Lucas Di Pascuale

Recent Work

Projets

Texts

Bio

Drawings


Susana Lescano's Book presentation,
Museo Caraffa, Córdoba, 2006.

 


Dear Susana,

How are you? First of all, I want to thank you for having invited me to the presentation of your book. I want to thank you both as a designer and as an artist. I admit that you caught me by surprise and at first I hesitated about whether to go or not…but afterwards I got excited about the idea, although I probably didn’t let you know.


As a designer:

I just wanted to tell you that it has been a pleasure for our studio to develop La escultura de Susana Lescano (Susana Lescano’s sculpture); I believe that, even though it took more time than everybody had expected, we worked wonderfully. This may be because you are not like those persons who tell you: “you are the one who knows”, and then “oh no…I don’t like that red on the lid, red doesn’t suit me”, as if we were dealing with a dress. It may be because you are not like those artists who think art is above everything and do not by any means allow any typography on their work; as if one, instead of producing the design on the computer, were pasting letters to one’s work.

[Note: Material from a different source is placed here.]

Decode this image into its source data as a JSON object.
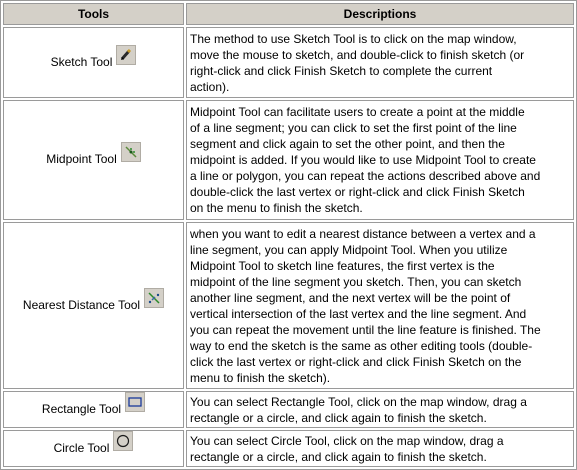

You aren’t either like those who agree with you in everything because they read the chapter on How to deal with suppliers in some book about marketing and after admitting you were right, they meddle and manage to turn the design into a tasteless mixed salad.  

I tell you I felt almost as a doctor, because when a doctor states “you have such and such disease and must take such and such medicine”, one believes him,  that is why poor doctors studied like crazy for so long. On the other hand, as regards design, everybody can give an opinion without fear of making a mistake, after all, there’s no accounting for taste.


As an artist:

My surprise was bigger, since we nearly met because of your book and because we belong to different generations. Have you noticed that when we artists think about other artists with whom to share our work, we find it difficult to get out of our generation, we find it hard to go away from our group.

We are a huge number of unconnected circles and many times when we are young and know we can change the world, we are not able stop and look back. And when we stop being young we also stop looking at what is new, after all, we know that just a little of that will continue through time. Then, the several generations don’t meet and we miss the opportunity to learn from one another.

Probably, the lack of information makes it not possible to know one another, but there is also something in ourselves, in our culture; maybe we feel more comfortable about avoiding memory.

I tell you that I have an obsession with crossings, several crossings: between art and politics, between what is public and what is private, between different means of production, and also between generations of artists. And that is why I thoroughly enjoyed your invitation to celebrate the presentation of your book. Because to be means to make a crossing and because your book facilitates future crossings.

So as to say goodbye, I’m thinking that on 27th at night we should drink a toast because due to this 260-page-book plus cover, the Cordobeses (inhabitants of Córdoba), and especially the plastic artists, are a little less unidentified.

Best wishes,
Lucas